(MATERIAL FOR THE TASK Opens)

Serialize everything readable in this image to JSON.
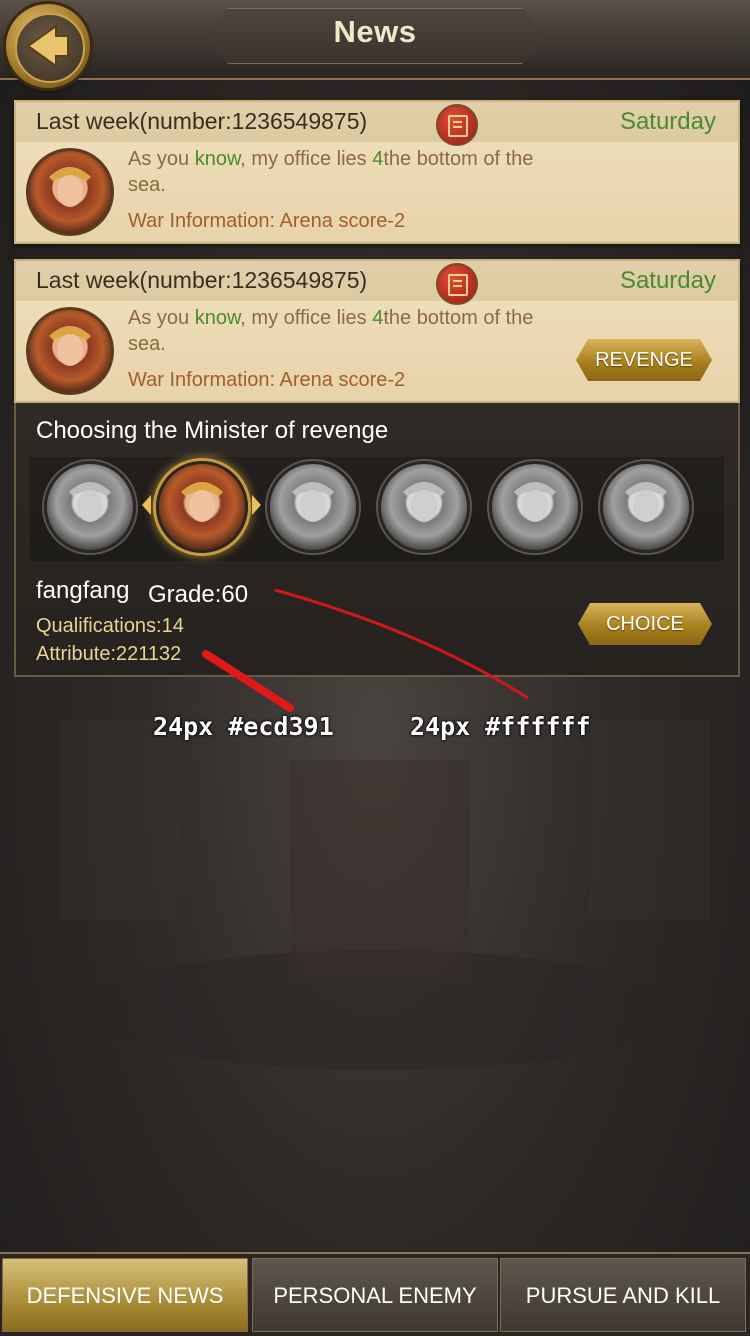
{
  "header": {
    "title": "News",
    "back_icon": "back-arrow-icon"
  },
  "news_items": [
    {
      "title": "Last week(number:1236549875)",
      "day": "Saturday",
      "message_parts": [
        "As you ",
        "know",
        ", my office lies ",
        "4",
        "the bottom of the sea."
      ],
      "war_info": "War Information:  Arena score-2"
    },
    {
      "title": "Last week(number:1236549875)",
      "day": "Saturday",
      "message_parts": [
        "As you ",
        "know",
        ", my office lies ",
        "4",
        "the bottom of the sea."
      ],
      "war_info": "War Information:  Arena score-2",
      "action_label": "REVENGE"
    }
  ],
  "revenge_panel": {
    "title": "Choosing the Minister of revenge",
    "selected_index": 1,
    "minister_count": 6,
    "minister": {
      "name": "fangfang",
      "grade": "Grade:60",
      "qualifications": "Qualifications:14",
      "attribute": "Attribute:221132"
    },
    "choice_label": "CHOICE"
  },
  "annotations": {
    "left": "24px #ecd391",
    "right": "24px #ffffff"
  },
  "tabs": [
    {
      "label": "DEFENSIVE NEWS",
      "active": true
    },
    {
      "label": "PERSONAL ENEMY",
      "active": false
    },
    {
      "label": "PURSUE AND KILL",
      "active": false
    }
  ],
  "colors": {
    "accent_gold": "#ecd391",
    "text_white": "#ffffff",
    "day_green": "#4c8a2f",
    "war_brown": "#a45e2a"
  }
}
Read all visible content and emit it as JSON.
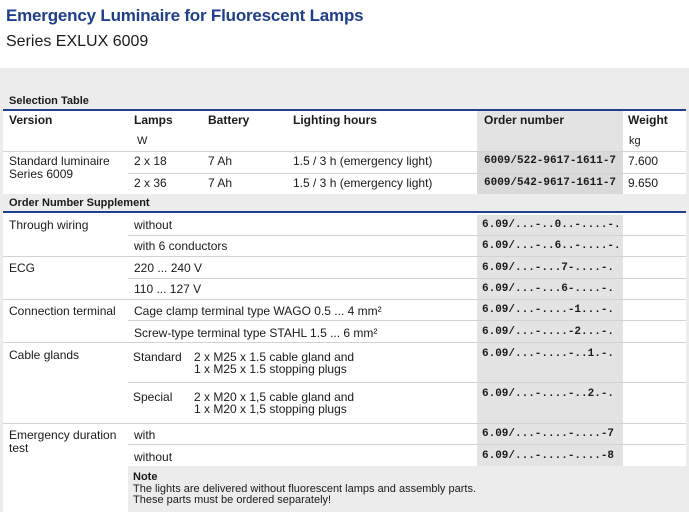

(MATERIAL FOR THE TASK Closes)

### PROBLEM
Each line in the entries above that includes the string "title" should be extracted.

### ANSWER TO THE PROBLEM
    "title": "News",
      "title": "Last week(number:1236549875)",
      "title": "Last week(number:1236549875)",
    "title": "Choosing the Minister of revenge",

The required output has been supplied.